Unfortunately, you may not be getting the full benefits if the nuts/seeds are not prepared properly. Before our fast-food culture caught on, traditional cultures all over the world considered soaking, sprouting, fermenting and ‘activating’ a non-negotiable part of preparing grains, legumes, nuts and seeds.
Water Kefir Basics
Inspired by the Wise Traditions conference we attended in October, I have recommitted myself to serving one fermented food (or beverage) with every meal.
One of our favorite (and easiest) ways to get real-food probiotics is with water kefir — a probiotic-rich beverage that is made by fermenting sugar water with a symbiotic culture of bacteria and yeast.
Quick Fermented Garlicky Beets

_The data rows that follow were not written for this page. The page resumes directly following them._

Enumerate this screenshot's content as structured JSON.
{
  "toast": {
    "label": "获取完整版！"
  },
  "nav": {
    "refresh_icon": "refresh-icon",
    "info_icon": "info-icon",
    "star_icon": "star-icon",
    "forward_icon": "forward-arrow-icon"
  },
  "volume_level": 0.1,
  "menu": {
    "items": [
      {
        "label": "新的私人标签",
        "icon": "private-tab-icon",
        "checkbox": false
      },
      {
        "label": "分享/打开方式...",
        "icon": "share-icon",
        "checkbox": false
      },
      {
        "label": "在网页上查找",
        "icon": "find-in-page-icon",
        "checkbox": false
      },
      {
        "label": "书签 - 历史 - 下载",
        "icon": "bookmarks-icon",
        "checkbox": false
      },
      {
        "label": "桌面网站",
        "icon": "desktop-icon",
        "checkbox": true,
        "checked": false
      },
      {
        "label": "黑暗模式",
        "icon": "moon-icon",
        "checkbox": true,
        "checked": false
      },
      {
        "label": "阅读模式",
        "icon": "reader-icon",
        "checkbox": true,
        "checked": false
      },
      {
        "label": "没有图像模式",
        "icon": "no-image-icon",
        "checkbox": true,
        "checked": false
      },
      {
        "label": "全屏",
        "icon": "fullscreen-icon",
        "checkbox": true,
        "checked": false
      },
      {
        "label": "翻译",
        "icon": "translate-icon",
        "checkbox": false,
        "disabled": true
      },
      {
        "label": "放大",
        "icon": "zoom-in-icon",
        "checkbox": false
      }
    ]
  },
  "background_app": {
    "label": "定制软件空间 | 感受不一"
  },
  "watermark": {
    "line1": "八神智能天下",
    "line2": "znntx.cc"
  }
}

In addition to the standard perks of transforming a vegetable into a probiotic food rich in beneficial microbes, fermenting beets also reduces oxalates, which improves the bioavailability of minerals. It also preserves the beet’s vitamins C and reduces its sugar content as the lactic acid bacteria consumes beet sugar during the fermentation process.
Fermenting stabilizes and preserves the precious betalains we talked about earlier. Studies suggest that lacto-fermentation can preserve betalain levels for up to a month with no degradation.
Wise Traditions & Homemade Sauerkraut
Diet plays a vital role in the composition of our gut’s microbiota terrain and, consequently, shapes the immune system. Consuming fermented foods such as sauerkraut naturally supports microbiome diversity, which not only helps to maintain proper digestive function and a healthy metabolism, it directly affects our health and mood.
Sometimes a picture really is worth 1,000 words. I won’t bore you with a long narrative of how this recipe came together. Instead take a look at this beauty ♥
Why You Need Some Grapefruit Bitters in Your Life
Until recently, I’d only thought of bitters as an essential ingredient in a good martini. However, ever since my husband began having issues with his digestion, my research into natural digestive aids has given me a new perspective on the old cocktail staple.